HEALTH chiefs aiming to build a new £300m hospital have welcomed scrutiny of the way the major project will be paid for.
Findings of a report into private finance initiatives (PFIs) by a national spending watchdog says the Government must be prepared to axe or alter major contracts if they do not provide value for money.
The National Audit Office also says civil servants should use the state’s buying power to get better deals and improve their commercial skills to avoid being outwitted by private sector counterparts.
The new hospital at Wynyard, which is aimed to replace existing hospitals in Hartlepool and Stockton, looks set to be funded through a PFI deal.
PFIs see private firms fund such projects, while the public sector makes repayments over many years so public bodies do not have to pay huge upfront sums for new buildings or major redevelopments.
The recommendations came in a report by the National Audit Office into lessons that should be learned from previous PFI schemes.
The report calls for “robust, impartial scrutiny of the business case” for PFI projects.
The watchdog said the taxpayer would get better value for money in such schemes by gathering more data to help decision-making and establish arrangements to test, challenge and, if necessary, stop projects.
The report said: “In the current climate, PFI may not be suitable for as many projects as it has been in the past.
“The lessons from PFI can, however, be applied to improve other forms of procurement to help Government achieve its aim of annual infrastructure savings of £2 billion to £3 billion.”
Alex Zielinski, associate director of strategic planning for North Tees and Hartlepool Foundation Trust, which is behind the new hospital plan, said: “While we cannot comment directly on the detailed content of the report, the trust welcomes any debate that leads to the clarification of arrangements for future PFI schemes.”

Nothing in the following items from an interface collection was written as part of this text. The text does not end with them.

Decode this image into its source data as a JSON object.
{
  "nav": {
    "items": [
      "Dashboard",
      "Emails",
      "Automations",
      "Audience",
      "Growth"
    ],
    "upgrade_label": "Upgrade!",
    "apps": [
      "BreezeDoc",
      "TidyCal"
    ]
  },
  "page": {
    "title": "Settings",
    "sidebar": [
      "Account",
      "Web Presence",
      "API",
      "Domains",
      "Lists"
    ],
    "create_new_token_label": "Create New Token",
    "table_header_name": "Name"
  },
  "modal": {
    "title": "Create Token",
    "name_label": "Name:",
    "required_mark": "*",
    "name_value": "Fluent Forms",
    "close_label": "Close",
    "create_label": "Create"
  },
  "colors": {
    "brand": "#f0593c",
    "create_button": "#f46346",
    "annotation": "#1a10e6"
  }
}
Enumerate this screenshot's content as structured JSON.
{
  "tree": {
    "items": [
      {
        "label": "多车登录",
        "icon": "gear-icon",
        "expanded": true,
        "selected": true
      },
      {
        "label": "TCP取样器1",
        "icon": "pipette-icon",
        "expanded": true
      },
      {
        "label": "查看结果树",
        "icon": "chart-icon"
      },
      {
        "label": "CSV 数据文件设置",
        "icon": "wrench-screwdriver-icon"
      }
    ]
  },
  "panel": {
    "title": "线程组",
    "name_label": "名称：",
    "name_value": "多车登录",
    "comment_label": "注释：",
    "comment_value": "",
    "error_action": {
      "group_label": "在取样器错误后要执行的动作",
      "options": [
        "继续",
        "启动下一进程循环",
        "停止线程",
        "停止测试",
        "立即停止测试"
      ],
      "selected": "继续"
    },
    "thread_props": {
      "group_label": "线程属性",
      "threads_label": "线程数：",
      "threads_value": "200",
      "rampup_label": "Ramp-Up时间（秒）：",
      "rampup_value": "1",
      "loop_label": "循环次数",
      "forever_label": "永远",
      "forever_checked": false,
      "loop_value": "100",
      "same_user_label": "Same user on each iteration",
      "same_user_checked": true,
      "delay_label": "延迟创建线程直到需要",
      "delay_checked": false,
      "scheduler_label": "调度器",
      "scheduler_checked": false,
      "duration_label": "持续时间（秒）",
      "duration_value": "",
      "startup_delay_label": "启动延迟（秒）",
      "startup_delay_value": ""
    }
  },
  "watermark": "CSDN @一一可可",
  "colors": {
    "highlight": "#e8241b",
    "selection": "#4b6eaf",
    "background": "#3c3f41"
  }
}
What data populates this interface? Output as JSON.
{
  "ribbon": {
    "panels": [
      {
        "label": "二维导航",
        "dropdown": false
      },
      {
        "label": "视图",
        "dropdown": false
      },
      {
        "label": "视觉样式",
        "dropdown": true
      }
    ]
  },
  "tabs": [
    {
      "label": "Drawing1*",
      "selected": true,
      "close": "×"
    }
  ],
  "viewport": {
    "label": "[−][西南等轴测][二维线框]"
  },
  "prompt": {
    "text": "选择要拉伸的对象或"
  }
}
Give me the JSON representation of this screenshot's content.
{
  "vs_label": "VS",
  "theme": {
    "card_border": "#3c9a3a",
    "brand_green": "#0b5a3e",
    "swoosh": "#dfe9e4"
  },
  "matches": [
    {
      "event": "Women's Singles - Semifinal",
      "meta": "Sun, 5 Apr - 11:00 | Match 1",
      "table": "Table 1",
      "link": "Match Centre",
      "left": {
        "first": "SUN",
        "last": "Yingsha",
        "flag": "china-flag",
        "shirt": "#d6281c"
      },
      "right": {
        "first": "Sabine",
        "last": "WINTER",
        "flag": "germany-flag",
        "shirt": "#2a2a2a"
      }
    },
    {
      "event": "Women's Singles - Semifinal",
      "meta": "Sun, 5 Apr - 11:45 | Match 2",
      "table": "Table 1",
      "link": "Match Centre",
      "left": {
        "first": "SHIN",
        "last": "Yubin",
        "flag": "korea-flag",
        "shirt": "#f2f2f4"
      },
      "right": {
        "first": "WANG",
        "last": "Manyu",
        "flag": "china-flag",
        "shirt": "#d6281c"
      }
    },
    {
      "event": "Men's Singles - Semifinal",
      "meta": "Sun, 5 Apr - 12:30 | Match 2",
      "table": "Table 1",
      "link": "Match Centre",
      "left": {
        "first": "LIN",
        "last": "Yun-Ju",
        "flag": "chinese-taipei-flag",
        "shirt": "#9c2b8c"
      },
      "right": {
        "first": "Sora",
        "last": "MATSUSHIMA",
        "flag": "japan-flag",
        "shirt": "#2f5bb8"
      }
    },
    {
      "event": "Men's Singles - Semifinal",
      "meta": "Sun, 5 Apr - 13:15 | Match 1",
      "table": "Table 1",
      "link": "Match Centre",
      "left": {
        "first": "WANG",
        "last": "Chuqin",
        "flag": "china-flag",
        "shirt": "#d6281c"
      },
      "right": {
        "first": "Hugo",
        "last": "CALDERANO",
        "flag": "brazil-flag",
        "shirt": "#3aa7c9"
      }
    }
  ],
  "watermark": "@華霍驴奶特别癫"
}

In January, the hospital trust rubber-stamped revised plans for a £299m hospital at Wynyard.
The interest payments in the first year the hospital is in use will be almost £22m.
The original development at a cost of £465m were scaled down after the coalition government withdrew public funding.
A chosen bidder is expected to be approved in November next year.
A Treasury spokesman said: “Going forward, all PFI projects will be considered in line with new guidance issued for major projects, this is based on the value and risk associated with the project, so ensuring all projects receive a suitable level of scrutiny.”